On September 6, 2009, the Los Angeles Times published an article by Duke Helfand about efforts by Catholic dioceses to draw ex-Catholics back to the Church. Helfand penned the following passage (bold mine):
Most people raised Catholic remain so in adulthood, according to the Pew Forum on Religion & Public Life, which released a study on religious affiliation in April.
Pew researchers found that those who leave typically join Protestant churches or abandon religion altogether, with most saying they simply drifted away from their faith or stopped believing in its teachings.
Many who have given up their religion also said they felt unhappy with Catholicism's firm positions on abortion, birth control and homosexuality. About one in four former Catholics cited the church's priest-abuse scandal as a factor.
I found Helfand's stat about the effect of the scandal curious, because I recalled when the study came out. I remembered something entirely different. In fact, in a Q&A between reporters and Pew researchers about the study, Helfand had an exchange with a fellow from the Pew forum:

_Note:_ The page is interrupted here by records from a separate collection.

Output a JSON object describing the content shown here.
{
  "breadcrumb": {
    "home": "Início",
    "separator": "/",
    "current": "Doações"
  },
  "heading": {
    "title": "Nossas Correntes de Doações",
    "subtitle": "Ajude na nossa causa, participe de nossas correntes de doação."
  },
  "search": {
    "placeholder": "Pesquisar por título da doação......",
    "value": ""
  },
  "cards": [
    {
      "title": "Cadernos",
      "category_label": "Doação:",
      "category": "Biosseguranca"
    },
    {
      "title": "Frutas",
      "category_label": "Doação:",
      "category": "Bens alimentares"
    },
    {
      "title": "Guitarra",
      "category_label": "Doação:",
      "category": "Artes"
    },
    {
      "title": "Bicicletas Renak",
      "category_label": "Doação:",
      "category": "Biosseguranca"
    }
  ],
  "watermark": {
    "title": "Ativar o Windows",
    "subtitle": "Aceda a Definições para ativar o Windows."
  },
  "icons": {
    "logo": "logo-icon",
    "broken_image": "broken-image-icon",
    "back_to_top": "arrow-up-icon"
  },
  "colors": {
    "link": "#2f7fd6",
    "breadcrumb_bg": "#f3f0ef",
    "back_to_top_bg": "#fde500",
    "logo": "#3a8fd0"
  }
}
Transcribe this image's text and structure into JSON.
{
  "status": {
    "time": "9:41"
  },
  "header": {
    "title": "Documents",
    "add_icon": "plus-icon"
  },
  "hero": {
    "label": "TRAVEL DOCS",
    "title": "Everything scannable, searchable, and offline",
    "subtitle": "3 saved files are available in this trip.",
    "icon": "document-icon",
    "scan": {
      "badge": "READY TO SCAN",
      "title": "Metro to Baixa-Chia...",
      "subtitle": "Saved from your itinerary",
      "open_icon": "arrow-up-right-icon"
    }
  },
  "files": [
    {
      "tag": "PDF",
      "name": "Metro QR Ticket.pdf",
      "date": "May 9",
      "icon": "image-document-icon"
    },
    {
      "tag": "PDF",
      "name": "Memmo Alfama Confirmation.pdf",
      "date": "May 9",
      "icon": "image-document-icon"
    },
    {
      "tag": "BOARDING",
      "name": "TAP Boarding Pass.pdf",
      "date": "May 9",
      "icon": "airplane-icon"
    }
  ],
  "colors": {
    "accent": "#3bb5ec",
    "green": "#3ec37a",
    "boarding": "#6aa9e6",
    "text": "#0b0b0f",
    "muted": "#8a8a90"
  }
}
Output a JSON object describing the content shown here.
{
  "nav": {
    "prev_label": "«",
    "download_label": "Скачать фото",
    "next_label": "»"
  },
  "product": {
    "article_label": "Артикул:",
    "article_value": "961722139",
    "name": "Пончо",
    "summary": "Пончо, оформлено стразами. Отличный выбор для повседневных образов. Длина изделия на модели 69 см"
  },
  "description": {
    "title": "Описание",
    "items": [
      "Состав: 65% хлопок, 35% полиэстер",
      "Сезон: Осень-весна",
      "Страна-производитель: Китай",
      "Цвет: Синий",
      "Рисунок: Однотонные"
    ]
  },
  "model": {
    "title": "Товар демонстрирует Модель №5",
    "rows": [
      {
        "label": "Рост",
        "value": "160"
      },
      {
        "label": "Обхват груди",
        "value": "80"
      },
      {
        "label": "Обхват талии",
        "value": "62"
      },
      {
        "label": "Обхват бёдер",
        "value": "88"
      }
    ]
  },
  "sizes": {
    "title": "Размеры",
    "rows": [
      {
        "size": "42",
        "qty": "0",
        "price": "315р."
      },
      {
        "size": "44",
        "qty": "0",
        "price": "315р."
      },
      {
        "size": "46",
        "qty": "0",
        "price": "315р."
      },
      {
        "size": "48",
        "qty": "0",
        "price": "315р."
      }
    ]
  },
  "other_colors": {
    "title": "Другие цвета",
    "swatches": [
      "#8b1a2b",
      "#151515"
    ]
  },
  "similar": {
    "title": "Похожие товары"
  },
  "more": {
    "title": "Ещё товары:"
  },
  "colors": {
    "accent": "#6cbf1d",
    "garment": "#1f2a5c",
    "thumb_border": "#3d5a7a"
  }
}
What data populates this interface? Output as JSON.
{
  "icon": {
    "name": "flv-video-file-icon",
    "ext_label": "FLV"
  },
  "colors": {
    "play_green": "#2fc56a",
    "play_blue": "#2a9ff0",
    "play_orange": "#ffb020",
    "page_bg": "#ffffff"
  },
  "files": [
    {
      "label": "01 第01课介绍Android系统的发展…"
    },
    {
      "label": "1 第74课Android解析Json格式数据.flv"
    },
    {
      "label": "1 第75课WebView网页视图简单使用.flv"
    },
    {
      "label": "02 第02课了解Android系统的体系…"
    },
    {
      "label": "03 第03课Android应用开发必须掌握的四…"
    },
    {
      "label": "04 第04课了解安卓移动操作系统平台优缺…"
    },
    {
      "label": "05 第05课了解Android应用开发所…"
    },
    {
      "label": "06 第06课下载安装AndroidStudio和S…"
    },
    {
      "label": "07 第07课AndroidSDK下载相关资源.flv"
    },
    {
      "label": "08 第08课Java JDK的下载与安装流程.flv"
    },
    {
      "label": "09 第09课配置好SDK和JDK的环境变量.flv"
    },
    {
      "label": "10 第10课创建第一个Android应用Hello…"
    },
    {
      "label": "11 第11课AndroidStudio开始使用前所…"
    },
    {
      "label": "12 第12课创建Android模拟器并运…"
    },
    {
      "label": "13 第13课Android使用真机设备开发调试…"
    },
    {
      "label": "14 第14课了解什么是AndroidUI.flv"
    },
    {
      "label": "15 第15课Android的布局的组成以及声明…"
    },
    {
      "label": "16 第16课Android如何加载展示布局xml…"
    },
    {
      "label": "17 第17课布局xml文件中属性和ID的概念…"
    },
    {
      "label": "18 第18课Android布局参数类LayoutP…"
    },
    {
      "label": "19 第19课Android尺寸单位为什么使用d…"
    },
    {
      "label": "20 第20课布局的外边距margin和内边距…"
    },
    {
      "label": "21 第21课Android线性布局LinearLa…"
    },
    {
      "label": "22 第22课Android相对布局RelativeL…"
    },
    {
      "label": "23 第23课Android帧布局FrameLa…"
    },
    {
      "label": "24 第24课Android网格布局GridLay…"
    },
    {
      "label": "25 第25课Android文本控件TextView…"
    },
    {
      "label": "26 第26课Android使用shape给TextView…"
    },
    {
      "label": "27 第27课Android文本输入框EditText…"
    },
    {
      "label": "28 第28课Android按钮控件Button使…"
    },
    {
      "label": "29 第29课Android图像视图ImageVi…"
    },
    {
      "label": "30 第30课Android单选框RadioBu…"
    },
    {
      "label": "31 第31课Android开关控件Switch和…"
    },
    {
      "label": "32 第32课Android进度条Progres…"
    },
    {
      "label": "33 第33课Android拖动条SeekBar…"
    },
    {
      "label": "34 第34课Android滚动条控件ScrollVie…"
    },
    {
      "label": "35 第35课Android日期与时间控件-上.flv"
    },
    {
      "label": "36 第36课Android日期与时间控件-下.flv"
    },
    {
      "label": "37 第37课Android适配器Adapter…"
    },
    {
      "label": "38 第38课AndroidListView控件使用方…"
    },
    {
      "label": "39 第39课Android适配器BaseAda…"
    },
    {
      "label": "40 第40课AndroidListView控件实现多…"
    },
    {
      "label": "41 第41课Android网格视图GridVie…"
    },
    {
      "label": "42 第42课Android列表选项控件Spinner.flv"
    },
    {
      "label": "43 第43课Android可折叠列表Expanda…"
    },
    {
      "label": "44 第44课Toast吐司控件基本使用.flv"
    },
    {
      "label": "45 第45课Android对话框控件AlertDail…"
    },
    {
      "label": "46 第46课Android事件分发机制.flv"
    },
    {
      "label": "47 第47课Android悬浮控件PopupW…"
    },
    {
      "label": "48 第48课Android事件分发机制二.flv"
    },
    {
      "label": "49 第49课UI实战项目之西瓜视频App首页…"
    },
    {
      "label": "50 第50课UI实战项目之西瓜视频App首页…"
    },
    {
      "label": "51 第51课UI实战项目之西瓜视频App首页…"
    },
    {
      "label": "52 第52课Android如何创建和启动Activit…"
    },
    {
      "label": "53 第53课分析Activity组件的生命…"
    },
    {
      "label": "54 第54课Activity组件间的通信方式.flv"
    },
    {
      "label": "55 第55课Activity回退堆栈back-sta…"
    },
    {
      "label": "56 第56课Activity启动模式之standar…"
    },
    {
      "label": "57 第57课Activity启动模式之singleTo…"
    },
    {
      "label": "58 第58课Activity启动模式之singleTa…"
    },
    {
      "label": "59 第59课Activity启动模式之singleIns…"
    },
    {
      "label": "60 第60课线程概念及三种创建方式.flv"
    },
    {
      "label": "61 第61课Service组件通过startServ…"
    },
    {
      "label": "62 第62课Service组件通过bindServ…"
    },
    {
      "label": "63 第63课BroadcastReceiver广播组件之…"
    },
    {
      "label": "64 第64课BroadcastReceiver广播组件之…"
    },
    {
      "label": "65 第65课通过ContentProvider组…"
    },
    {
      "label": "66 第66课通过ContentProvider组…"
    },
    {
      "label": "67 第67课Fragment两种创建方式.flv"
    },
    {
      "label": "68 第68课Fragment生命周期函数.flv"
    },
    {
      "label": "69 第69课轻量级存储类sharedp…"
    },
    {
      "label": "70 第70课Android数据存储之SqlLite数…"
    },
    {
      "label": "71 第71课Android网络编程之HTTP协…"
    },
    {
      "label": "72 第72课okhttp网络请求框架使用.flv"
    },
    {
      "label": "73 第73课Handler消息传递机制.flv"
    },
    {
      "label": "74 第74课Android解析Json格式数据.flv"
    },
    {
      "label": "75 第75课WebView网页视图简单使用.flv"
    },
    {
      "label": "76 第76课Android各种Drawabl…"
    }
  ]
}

HELFAND: [M]y follow-up question was the point in your report where it talks about the sexual abuse crisis seems to not be a significant reason for people leaving the Catholic Church. Were you surprised by that, and what does that say about Catholic response to the crisis? Because every time I write a story about that, I get e-mails from people saying, this is why I left the Catholic Church.
[PEW FELLOW] GREG SMITH: I would just point to the two different kinds of questions we ask. First of all, we didn’t want to put unnecessary or undo restrictions on what people could tell us about why they changed faiths. So before we asked them a whole bunch of possibilities that came to our mind as we were formulating the questionnaire, we started this survey off by asking people an open-ended question.
We just said, hey, in your own words can you please tell us what’s the main reason you left your childhood religion? So in the case of people who were raised Catholic, we said, what’s the main reason you left the Catholic Church? Very few people mentioned the sex abuse crisis in response to that question. Only 2 or 3 percent of former Catholics said, you know, the main reason I’m no longer Catholic is the sex abuse scandal.
Wait a second. "Only 2 or 3 percent" of former Catholics said the main reason for leaving the Church was the sex abuse scandal. Then how did Helfand come up with the "about one in four" figure citing the scandal? Smith continued,
However, we then asked a follow-up series of questions, where we just asked people not what in your own words was the main question, but instead we asked whether or not a series of discrete items were factors – whether they were the most important or not in people’s decision to change faiths. And there we see more people saying the sex abuse crisis was a factor. Somewhere between one-fifth and one-quarter of former Catholics say, you know, that did matter. Maybe it wasn’t the most important reason. Maybe it wasn’t the only reason, but it did play a role in my decision to leave the Catholic Church.
Ohhh … So the scandal was listed among a list of "factors" that Pew formulated. (Look at the chart.) But you can see that the sex abuse scandal is halfway to the bottom of both lists ('Now Protestant' and 'Now Unaffiliated').
Helfand dishonestly did not cite that only 2 or 3 percent independently cited the abuse scandal as the main reason for leaving the Church. Instead, he cited the higher figure that was culled from a list of "factors" gleaned by the authors of the study.
Helfand could have cited both figures, but he didn't. Helfand gave the misleading impression that the scandal has factored more into people leaving the Church than it actually has.
And that is dishonest.